BEGIN Entries provided

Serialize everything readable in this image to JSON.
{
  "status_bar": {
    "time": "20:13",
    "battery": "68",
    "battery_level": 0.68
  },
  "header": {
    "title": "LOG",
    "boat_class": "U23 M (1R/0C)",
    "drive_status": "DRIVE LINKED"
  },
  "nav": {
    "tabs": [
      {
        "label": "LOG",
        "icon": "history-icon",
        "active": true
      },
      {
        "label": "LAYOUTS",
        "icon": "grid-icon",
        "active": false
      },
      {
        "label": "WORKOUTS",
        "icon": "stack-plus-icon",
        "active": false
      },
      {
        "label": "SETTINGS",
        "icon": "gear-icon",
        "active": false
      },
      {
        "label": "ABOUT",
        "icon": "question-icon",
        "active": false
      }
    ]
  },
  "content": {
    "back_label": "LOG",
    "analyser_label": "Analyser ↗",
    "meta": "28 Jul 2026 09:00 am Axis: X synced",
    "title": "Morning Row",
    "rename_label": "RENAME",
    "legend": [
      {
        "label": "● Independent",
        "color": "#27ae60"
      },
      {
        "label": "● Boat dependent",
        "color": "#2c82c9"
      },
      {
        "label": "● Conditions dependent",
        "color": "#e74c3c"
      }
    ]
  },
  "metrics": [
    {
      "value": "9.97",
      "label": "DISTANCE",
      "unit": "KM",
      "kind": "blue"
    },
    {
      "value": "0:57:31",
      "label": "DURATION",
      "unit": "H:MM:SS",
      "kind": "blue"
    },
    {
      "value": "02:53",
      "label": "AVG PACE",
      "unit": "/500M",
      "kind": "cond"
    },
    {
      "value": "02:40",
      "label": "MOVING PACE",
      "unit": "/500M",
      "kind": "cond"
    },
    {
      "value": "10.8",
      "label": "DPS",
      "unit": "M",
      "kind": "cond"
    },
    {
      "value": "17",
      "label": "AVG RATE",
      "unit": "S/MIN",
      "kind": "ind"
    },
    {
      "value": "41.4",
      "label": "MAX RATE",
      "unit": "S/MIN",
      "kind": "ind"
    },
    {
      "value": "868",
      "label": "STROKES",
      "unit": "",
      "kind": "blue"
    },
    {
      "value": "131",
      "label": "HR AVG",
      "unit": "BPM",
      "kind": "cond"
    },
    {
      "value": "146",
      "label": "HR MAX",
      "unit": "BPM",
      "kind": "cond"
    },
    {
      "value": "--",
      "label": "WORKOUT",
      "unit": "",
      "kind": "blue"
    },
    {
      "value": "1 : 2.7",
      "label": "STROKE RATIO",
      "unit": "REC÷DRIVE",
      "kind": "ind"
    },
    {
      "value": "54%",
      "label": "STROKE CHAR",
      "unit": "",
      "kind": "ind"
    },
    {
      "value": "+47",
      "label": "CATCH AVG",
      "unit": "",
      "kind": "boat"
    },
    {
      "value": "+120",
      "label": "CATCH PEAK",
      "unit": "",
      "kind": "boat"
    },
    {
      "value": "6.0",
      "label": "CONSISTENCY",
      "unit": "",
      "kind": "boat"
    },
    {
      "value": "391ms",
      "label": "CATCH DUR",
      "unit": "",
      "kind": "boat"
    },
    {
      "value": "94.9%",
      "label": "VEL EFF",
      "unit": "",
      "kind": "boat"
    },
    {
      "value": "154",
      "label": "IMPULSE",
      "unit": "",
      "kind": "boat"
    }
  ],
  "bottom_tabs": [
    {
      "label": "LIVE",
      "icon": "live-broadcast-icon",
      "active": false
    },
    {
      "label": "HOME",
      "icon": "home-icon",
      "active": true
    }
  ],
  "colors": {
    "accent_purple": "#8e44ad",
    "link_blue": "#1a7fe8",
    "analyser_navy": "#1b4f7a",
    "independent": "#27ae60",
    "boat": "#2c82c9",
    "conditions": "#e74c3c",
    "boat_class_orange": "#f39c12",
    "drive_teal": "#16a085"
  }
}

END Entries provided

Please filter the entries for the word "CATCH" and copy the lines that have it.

      "label": "CATCH AVG",
      "label": "CATCH PEAK",
      "label": "CATCH DUR",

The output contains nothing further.